Succulent soft fruit freshly picked from the garden is on all our minds, so getting the best and tastiest rasps and strawberries is a high priority.

This means keeping the fruit healthy and able to absorb enough water. As we’ve already seen this year, total rainfall has been pretty small, just at the time when new plantings have tiny root systems and are at their most vulnerable. In a blog published by the Met Office in May, the odds of hotter, drier summers have become higher

The Met Office’s James Manning added that Bristol, Leeds and Sheffield would get a day’s supply of water if the UK’s 27 million gardeners used one less watering can of mains water over the summer.

This could be almost impossible for us if we didn’t conserve moisture by mulching. Even if we get the wettest summer on record, mulching would still help our plants as we’d stop unwelcome weeds smothering our strawberries and seizing much needed nutrients.

It’s not too late to mulch if you haven’t already done so. A mulch should only be placed on wet soil, so if, as seems likely at the moment, you haven’t had several days of heavy rain, give the ground a good soak and then cover.
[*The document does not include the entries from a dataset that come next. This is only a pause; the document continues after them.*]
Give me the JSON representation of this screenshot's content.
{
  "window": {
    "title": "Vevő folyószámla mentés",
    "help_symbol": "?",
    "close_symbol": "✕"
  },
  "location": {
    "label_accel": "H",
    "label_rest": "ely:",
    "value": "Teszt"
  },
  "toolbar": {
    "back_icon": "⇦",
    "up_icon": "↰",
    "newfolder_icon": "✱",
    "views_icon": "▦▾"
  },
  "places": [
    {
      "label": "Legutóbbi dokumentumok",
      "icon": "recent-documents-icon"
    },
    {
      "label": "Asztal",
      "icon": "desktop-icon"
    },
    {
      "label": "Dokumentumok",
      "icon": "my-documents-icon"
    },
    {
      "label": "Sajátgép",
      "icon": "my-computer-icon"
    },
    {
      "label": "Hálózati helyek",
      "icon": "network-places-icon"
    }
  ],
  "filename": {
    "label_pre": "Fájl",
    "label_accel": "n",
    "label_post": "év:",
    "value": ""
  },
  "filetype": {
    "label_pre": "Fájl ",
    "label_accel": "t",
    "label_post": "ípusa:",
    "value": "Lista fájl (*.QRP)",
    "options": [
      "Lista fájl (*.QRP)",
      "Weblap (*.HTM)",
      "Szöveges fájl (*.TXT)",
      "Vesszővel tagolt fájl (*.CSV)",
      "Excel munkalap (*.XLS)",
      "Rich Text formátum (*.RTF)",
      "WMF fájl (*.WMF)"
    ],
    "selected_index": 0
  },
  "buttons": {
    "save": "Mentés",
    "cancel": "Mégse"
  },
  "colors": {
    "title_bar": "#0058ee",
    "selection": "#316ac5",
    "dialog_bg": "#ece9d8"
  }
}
But what kind of mulch should you use? Firstly, it should not be plastic or contain any plastic material. As everyone knows, we must reduce the amount of plastic we use. This applies as much in the garden as to the plastic bags and bottles that the Government is targeting. I’m constantly coming across tiny fragments of net or sheeting that have lingered for years in the ground, from before I actively started cutting back on plastic products. And also for environmental reasons, peat-based products should be avoided.

Avoid the likes of gravel, stone chips, crushed larva rock or recycled enviroglass. This inorganic material never rots down nor does it add nutrient and structure to the soil. Instead it will gradually mix into the soil reducing the volume available for plants.

Believe it or not, I don’t recommend using home-made compost for mulching. Despite your best efforts, it contains weed seeds and causes weeding headaches throughout the season.

But I do believe in Zero Miles Gardening, using home-produced materials. In this case, leafmould is top of the class: collect and store every leaf you can lay your hands on in the autumn.

And grass works well round fruit bushes such as currants and gooseberries, where you could first cover the ground with paper or cardboard to eliminate weeds. But don’t use such solid coverings round fruit like raspberries as they throw up next year’s canes during the summer.

You’ll probably have to buy some or most of your mulch, even if it is expensive. And biodegradable material should be at the very least 4-5cm thick to act as an effective weed suppressant. Since weeds compete for valuable, and often limited amounts of water, they should be eliminated.

Municipal green waste is the cheapest option. Although its nutritional quality varies, it is weed-free and worms gradually process it. ‘Green Goodness’ is a good example of this.

‘Strulch’ should do well, especially for strawberries. This wheat straw-based product is an alternative to straw, the traditional way of keeping the fruit clean and off the soil. Just don’t believe the manufacturer’s claims about warding off slugs. Like egg shells, these fellas take it in their stride.

You could choose bark or woodchip, but it takes years to rot down and does little to improve soil fertility. These products work well round shrubs and in herbaceous borders that don’t need extra nutrient, but not in the productive garden.

Plant of the week

Mange-tout pea, Spring Blush. Has bi-coloured purple flowers that are as pretty as any Sweet Pea. But then it produces tasty, fleshy pods that are also flushed with pink making them easy to find amongst the foliage.